Data about app and page elements:

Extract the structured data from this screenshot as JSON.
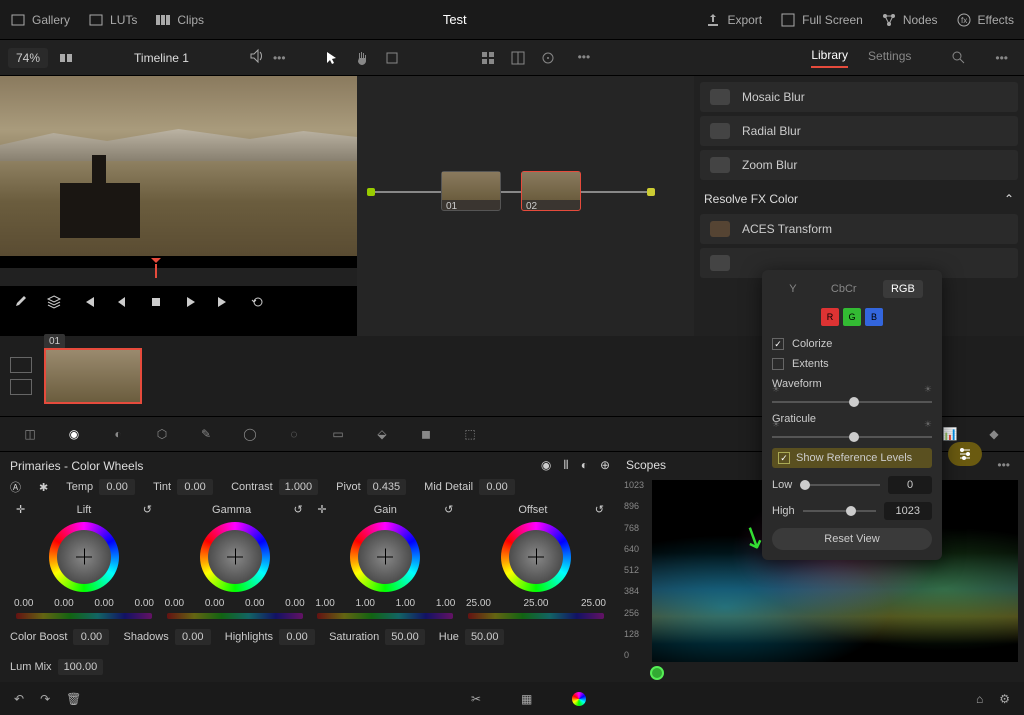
{
  "topbar": {
    "gallery": "Gallery",
    "luts": "LUTs",
    "clips": "Clips",
    "title": "Test",
    "export": "Export",
    "fullscreen": "Full Screen",
    "nodes": "Nodes",
    "effects": "Effects"
  },
  "secondrow": {
    "zoom": "74%",
    "timeline": "Timeline 1"
  },
  "library": {
    "tab_library": "Library",
    "tab_settings": "Settings",
    "items": [
      "Mosaic Blur",
      "Radial Blur",
      "Zoom Blur"
    ],
    "section": "Resolve FX Color",
    "aces": "ACES Transform"
  },
  "nodes": {
    "n1": "01",
    "n2": "02"
  },
  "clip": {
    "badge": "01"
  },
  "primaries": {
    "title": "Primaries - Color Wheels",
    "temp": "Temp",
    "temp_v": "0.00",
    "tint": "Tint",
    "tint_v": "0.00",
    "contrast": "Contrast",
    "contrast_v": "1.000",
    "pivot": "Pivot",
    "pivot_v": "0.435",
    "middetail": "Mid Detail",
    "middetail_v": "0.00",
    "wheels": {
      "lift": {
        "name": "Lift",
        "vals": [
          "0.00",
          "0.00",
          "0.00",
          "0.00"
        ]
      },
      "gamma": {
        "name": "Gamma",
        "vals": [
          "0.00",
          "0.00",
          "0.00",
          "0.00"
        ]
      },
      "gain": {
        "name": "Gain",
        "vals": [
          "1.00",
          "1.00",
          "1.00",
          "1.00"
        ]
      },
      "offset": {
        "name": "Offset",
        "vals": [
          "25.00",
          "25.00",
          "25.00"
        ]
      }
    },
    "colorboost": "Color Boost",
    "colorboost_v": "0.00",
    "shadows": "Shadows",
    "shadows_v": "0.00",
    "highlights": "Highlights",
    "highlights_v": "0.00",
    "saturation": "Saturation",
    "saturation_v": "50.00",
    "hue": "Hue",
    "hue_v": "50.00",
    "lummix": "Lum Mix",
    "lummix_v": "100.00"
  },
  "scopes": {
    "title": "Scopes",
    "levels": [
      "1023",
      "896",
      "768",
      "640",
      "512",
      "384",
      "256",
      "128",
      "0"
    ]
  },
  "popup": {
    "tabs": {
      "y": "Y",
      "cbcr": "CbCr",
      "rgb": "RGB"
    },
    "rgb": {
      "r": "R",
      "g": "G",
      "b": "B"
    },
    "colorize": "Colorize",
    "extents": "Extents",
    "waveform": "Waveform",
    "graticule": "Graticule",
    "show_ref": "Show Reference Levels",
    "low": "Low",
    "low_v": "0",
    "high": "High",
    "high_v": "1023",
    "reset": "Reset View"
  }
}
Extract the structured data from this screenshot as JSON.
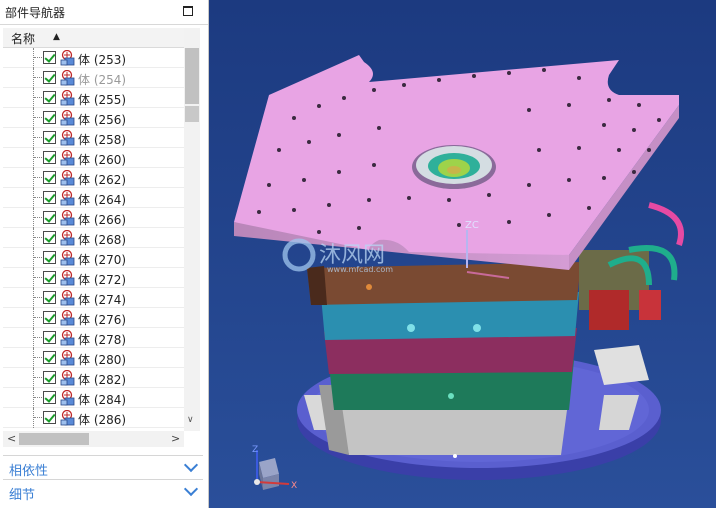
{
  "navigator": {
    "title": "部件导航器",
    "column_name": "名称",
    "rows": [
      {
        "label": "体 (253)",
        "dim": false
      },
      {
        "label": "体 (254)",
        "dim": true
      },
      {
        "label": "体 (255)",
        "dim": false
      },
      {
        "label": "体 (256)",
        "dim": false
      },
      {
        "label": "体 (258)",
        "dim": false
      },
      {
        "label": "体 (260)",
        "dim": false
      },
      {
        "label": "体 (262)",
        "dim": false
      },
      {
        "label": "体 (264)",
        "dim": false
      },
      {
        "label": "体 (266)",
        "dim": false
      },
      {
        "label": "体 (268)",
        "dim": false
      },
      {
        "label": "体 (270)",
        "dim": false
      },
      {
        "label": "体 (272)",
        "dim": false
      },
      {
        "label": "体 (274)",
        "dim": false
      },
      {
        "label": "体 (276)",
        "dim": false
      },
      {
        "label": "体 (278)",
        "dim": false
      },
      {
        "label": "体 (280)",
        "dim": false
      },
      {
        "label": "体 (282)",
        "dim": false
      },
      {
        "label": "体 (284)",
        "dim": false
      },
      {
        "label": "体 (286)",
        "dim": false
      }
    ]
  },
  "sections": {
    "dependencies": "相依性",
    "details": "细节"
  },
  "viewport": {
    "watermark_text": "沐风网",
    "watermark_url": "www.mfcad.com",
    "wcs_label": "ZC",
    "triad_x": "X",
    "triad_z": "Z"
  },
  "colors": {
    "background": "#1f3f86",
    "top_plate": "#e8a4e4",
    "accent": "#3a7fd4"
  }
}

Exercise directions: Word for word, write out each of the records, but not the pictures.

Written response:
Extract the structured data from this screenshot as JSON.
{
  "topbar": {
    "gallery": "Gallery",
    "luts": "LUTs",
    "clips": "Clips",
    "title": "Test",
    "export": "Export",
    "fullscreen": "Full Screen",
    "nodes": "Nodes",
    "effects": "Effects"
  },
  "secondrow": {
    "zoom": "74%",
    "timeline": "Timeline 1"
  },
  "library": {
    "tab_library": "Library",
    "tab_settings": "Settings",
    "items": [
      "Mosaic Blur",
      "Radial Blur",
      "Zoom Blur"
    ],
    "section": "Resolve FX Color",
    "aces": "ACES Transform"
  },
  "nodes": {
    "n1": "01",
    "n2": "02"
  },
  "clip": {
    "badge": "01"
  },
  "primaries": {
    "title": "Primaries - Color Wheels",
    "temp": "Temp",
    "temp_v": "0.00",
    "tint": "Tint",
    "tint_v": "0.00",
    "contrast": "Contrast",
    "contrast_v": "1.000",
    "pivot": "Pivot",
    "pivot_v": "0.435",
    "middetail": "Mid Detail",
    "middetail_v": "0.00",
    "wheels": {
      "lift": {
        "name": "Lift",
        "vals": [
          "0.00",
          "0.00",
          "0.00",
          "0.00"
        ]
      },
      "gamma": {
        "name": "Gamma",
        "vals": [
          "0.00",
          "0.00",
          "0.00",
          "0.00"
        ]
      },
      "gain": {
        "name": "Gain",
        "vals": [
          "1.00",
          "1.00",
          "1.00",
          "1.00"
        ]
      },
      "offset": {
        "name": "Offset",
        "vals": [
          "25.00",
          "25.00",
          "25.00"
        ]
      }
    },
    "colorboost": "Color Boost",
    "colorboost_v": "0.00",
    "shadows": "Shadows",
    "shadows_v": "0.00",
    "highlights": "Highlights",
    "highlights_v": "0.00",
    "saturation": "Saturation",
    "saturation_v": "50.00",
    "hue": "Hue",
    "hue_v": "50.00",
    "lummix": "Lum Mix",
    "lummix_v": "100.00"
  },
  "scopes": {
    "title": "Scopes",
    "levels": [
      "1023",
      "896",
      "768",
      "640",
      "512",
      "384",
      "256",
      "128",
      "0"
    ]
  },
  "popup": {
    "tabs": {
      "y": "Y",
      "cbcr": "CbCr",
      "rgb": "RGB"
    },
    "rgb": {
      "r": "R",
      "g": "G",
      "b": "B"
    },
    "colorize": "Colorize",
    "extents": "Extents",
    "waveform": "Waveform",
    "graticule": "Graticule",
    "show_ref": "Show Reference Levels",
    "low": "Low",
    "low_v": "0",
    "high": "High",
    "high_v": "1023",
    "reset": "Reset View"
  }
}
Extract the structured data from this screenshot as JSON.
{
  "navigator": {
    "title": "部件导航器",
    "column_name": "名称",
    "rows": [
      {
        "label": "体 (253)",
        "dim": false
      },
      {
        "label": "体 (254)",
        "dim": true
      },
      {
        "label": "体 (255)",
        "dim": false
      },
      {
        "label": "体 (256)",
        "dim": false
      },
      {
        "label": "体 (258)",
        "dim": false
      },
      {
        "label": "体 (260)",
        "dim": false
      },
      {
        "label": "体 (262)",
        "dim": false
      },
      {
        "label": "体 (264)",
        "dim": false
      },
      {
        "label": "体 (266)",
        "dim": false
      },
      {
        "label": "体 (268)",
        "dim": false
      },
      {
        "label": "体 (270)",
        "dim": false
      },
      {
        "label": "体 (272)",
        "dim": false
      },
      {
        "label": "体 (274)",
        "dim": false
      },
      {
        "label": "体 (276)",
        "dim": false
      },
      {
        "label": "体 (278)",
        "dim": false
      },
      {
        "label": "体 (280)",
        "dim": false
      },
      {
        "label": "体 (282)",
        "dim": false
      },
      {
        "label": "体 (284)",
        "dim": false
      },
      {
        "label": "体 (286)",
        "dim": false
      }
    ]
  },
  "sections": {
    "dependencies": "相依性",
    "details": "细节"
  },
  "viewport": {
    "watermark_text": "沐风网",
    "watermark_url": "www.mfcad.com",
    "wcs_label": "ZC",
    "triad_x": "X",
    "triad_z": "Z"
  },
  "colors": {
    "background": "#1f3f86",
    "top_plate": "#e8a4e4",
    "accent": "#3a7fd4"
  }
}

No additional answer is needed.